■ Task inputs ■
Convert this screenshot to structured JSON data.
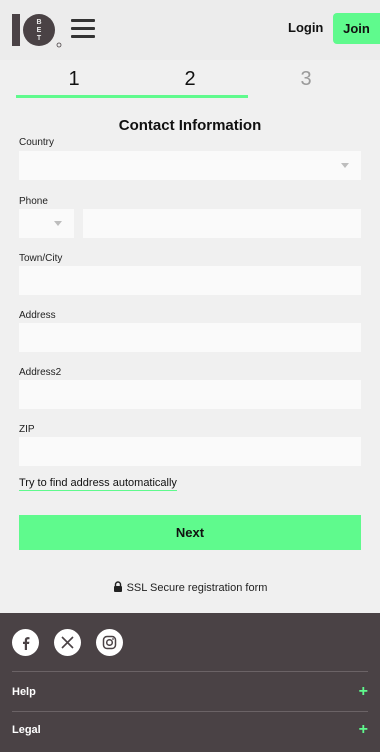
{
  "header": {
    "login_label": "Login",
    "join_label": "Join",
    "logo_text": "10BET",
    "accent": "#5ffa8d"
  },
  "steps": {
    "items": [
      "1",
      "2",
      "3"
    ],
    "active_step": 2
  },
  "form": {
    "title": "Contact Information",
    "country_label": "Country",
    "phone_label": "Phone",
    "town_label": "Town/City",
    "address_label": "Address",
    "address2_label": "Address2",
    "zip_label": "ZIP",
    "find_address_link": "Try to find address automatically",
    "next_label": "Next",
    "ssl_text": "SSL Secure registration form"
  },
  "footer": {
    "social": [
      "facebook-icon",
      "x-icon",
      "instagram-icon"
    ],
    "help_label": "Help",
    "legal_label": "Legal",
    "bg": "#4a4245"
  }
}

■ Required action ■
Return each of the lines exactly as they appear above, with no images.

■ Result of the exercise ■
Convert this screenshot to structured JSON data.
{
  "header": {
    "login_label": "Login",
    "join_label": "Join",
    "logo_text": "10BET",
    "accent": "#5ffa8d"
  },
  "steps": {
    "items": [
      "1",
      "2",
      "3"
    ],
    "active_step": 2
  },
  "form": {
    "title": "Contact Information",
    "country_label": "Country",
    "phone_label": "Phone",
    "town_label": "Town/City",
    "address_label": "Address",
    "address2_label": "Address2",
    "zip_label": "ZIP",
    "find_address_link": "Try to find address automatically",
    "next_label": "Next",
    "ssl_text": "SSL Secure registration form"
  },
  "footer": {
    "social": [
      "facebook-icon",
      "x-icon",
      "instagram-icon"
    ],
    "help_label": "Help",
    "legal_label": "Legal",
    "bg": "#4a4245"
  }
}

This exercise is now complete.